Q: What are some community outreach activities or programs the school participates in? What volunteer opportunities are available to students?A: Servant leadership is a driving force behind GSOP’s mission. Students are encouraged to follow Christ’s example of serving, teaching, and healing those in need. We have a number of chartered student organizations that encourage participation in service and volunteer programs, and many partnerships with local charities.

We also host an annual local community health fair to promote health awareness, prevention and treatment, as well as provide students with a meaningful service learning experience. The health fair is entirely organized by students to connect with and educate the community.

In addition to local outreach activities, students also have the opportunity to participate in GSOP’s medical mission program each year. Mission teams have treated countless patients and filled thousands of prescriptions in countries around the world, including the Amazon, Belize, Bolivia, Costa Rica, the Dominican Republic, Guatemala, Honduras, Taiwan, Uganda and Zambia, and in the United States.

Despite the difficult physical conditions of mission trips, GSOP students receive invaluable on-the-job training and are able to put their knowledge and skills to the test. They participate in activities ranging from counseling patients and filling medications to performing blood pressure screenings, helping in triage and diagnostics, and praying with patients.

Q: What advice do you have for students who will graduate this year?A: My advice can be summed up in just one word: love. I’m not referring to loving your profession, which is not a bad thing, but it’s not really about loving your career. It’s about loving people.

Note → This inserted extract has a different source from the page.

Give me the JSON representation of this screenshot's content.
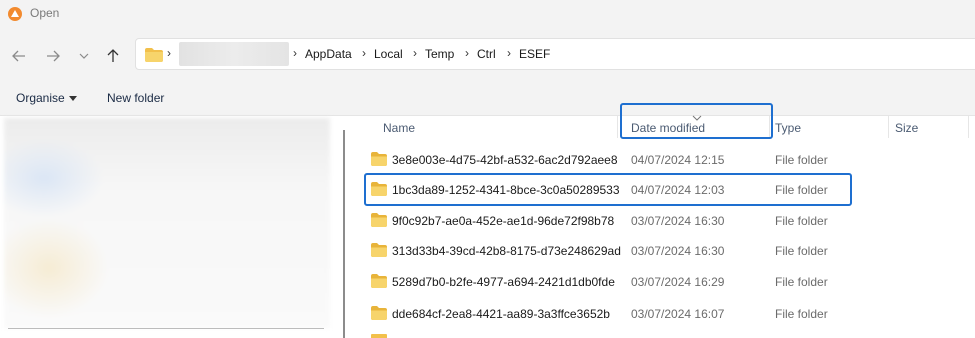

When patients come to see a pharmacist, they normally bring with them a whole host of concerns that relate to their physical, mental, or spiritual being. The patient might have been treated poorly by someone else in the health care system, they might have just received some devastating news, or they might be trying to cope with personal problems at home or work. And, unbeknownst to the pharmacist, they carry of all of it with them to the encounter.

The pharmacist is often their last stop in an otherwise frustrating health care experience, and bears the brunt of their pent-up anger or impatience. Oftentimes, there may not be anything we can do for a patient medically, but we can always provide unconditional love.